Start of Extracted material

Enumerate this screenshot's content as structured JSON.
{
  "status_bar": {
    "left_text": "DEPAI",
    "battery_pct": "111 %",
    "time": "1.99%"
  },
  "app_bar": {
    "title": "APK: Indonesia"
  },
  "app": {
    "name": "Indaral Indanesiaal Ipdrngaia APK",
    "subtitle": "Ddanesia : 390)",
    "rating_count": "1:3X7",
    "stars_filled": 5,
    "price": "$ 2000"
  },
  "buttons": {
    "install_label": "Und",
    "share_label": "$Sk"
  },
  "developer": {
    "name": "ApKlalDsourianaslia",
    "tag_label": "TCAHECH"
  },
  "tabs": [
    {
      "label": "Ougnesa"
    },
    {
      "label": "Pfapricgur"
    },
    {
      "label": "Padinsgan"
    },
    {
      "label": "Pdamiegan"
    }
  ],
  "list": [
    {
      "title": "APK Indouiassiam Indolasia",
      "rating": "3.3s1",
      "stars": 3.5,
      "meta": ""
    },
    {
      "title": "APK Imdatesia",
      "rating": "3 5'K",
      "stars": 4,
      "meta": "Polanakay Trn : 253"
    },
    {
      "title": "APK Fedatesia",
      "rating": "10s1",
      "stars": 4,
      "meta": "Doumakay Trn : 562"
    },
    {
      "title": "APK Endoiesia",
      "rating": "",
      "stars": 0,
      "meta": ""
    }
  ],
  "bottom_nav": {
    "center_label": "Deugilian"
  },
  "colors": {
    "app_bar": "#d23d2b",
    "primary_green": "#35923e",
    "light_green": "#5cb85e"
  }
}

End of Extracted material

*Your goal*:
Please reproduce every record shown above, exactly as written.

*Result for this task*:
Enumerate this screenshot's content as structured JSON.
{
  "status_bar": {
    "left_text": "DEPAI",
    "battery_pct": "111 %",
    "time": "1.99%"
  },
  "app_bar": {
    "title": "APK: Indonesia"
  },
  "app": {
    "name": "Indaral Indanesiaal Ipdrngaia APK",
    "subtitle": "Ddanesia : 390)",
    "rating_count": "1:3X7",
    "stars_filled": 5,
    "price": "$ 2000"
  },
  "buttons": {
    "install_label": "Und",
    "share_label": "$Sk"
  },
  "developer": {
    "name": "ApKlalDsourianaslia",
    "tag_label": "TCAHECH"
  },
  "tabs": [
    {
      "label": "Ougnesa"
    },
    {
      "label": "Pfapricgur"
    },
    {
      "label": "Padinsgan"
    },
    {
      "label": "Pdamiegan"
    }
  ],
  "list": [
    {
      "title": "APK Indouiassiam Indolasia",
      "rating": "3.3s1",
      "stars": 3.5,
      "meta": ""
    },
    {
      "title": "APK Imdatesia",
      "rating": "3 5'K",
      "stars": 4,
      "meta": "Polanakay Trn : 253"
    },
    {
      "title": "APK Fedatesia",
      "rating": "10s1",
      "stars": 4,
      "meta": "Doumakay Trn : 562"
    },
    {
      "title": "APK Endoiesia",
      "rating": "",
      "stars": 0,
      "meta": ""
    }
  ],
  "bottom_nav": {
    "center_label": "Deugilian"
  },
  "colors": {
    "app_bar": "#d23d2b",
    "primary_green": "#35923e",
    "light_green": "#5cb85e"
  }
}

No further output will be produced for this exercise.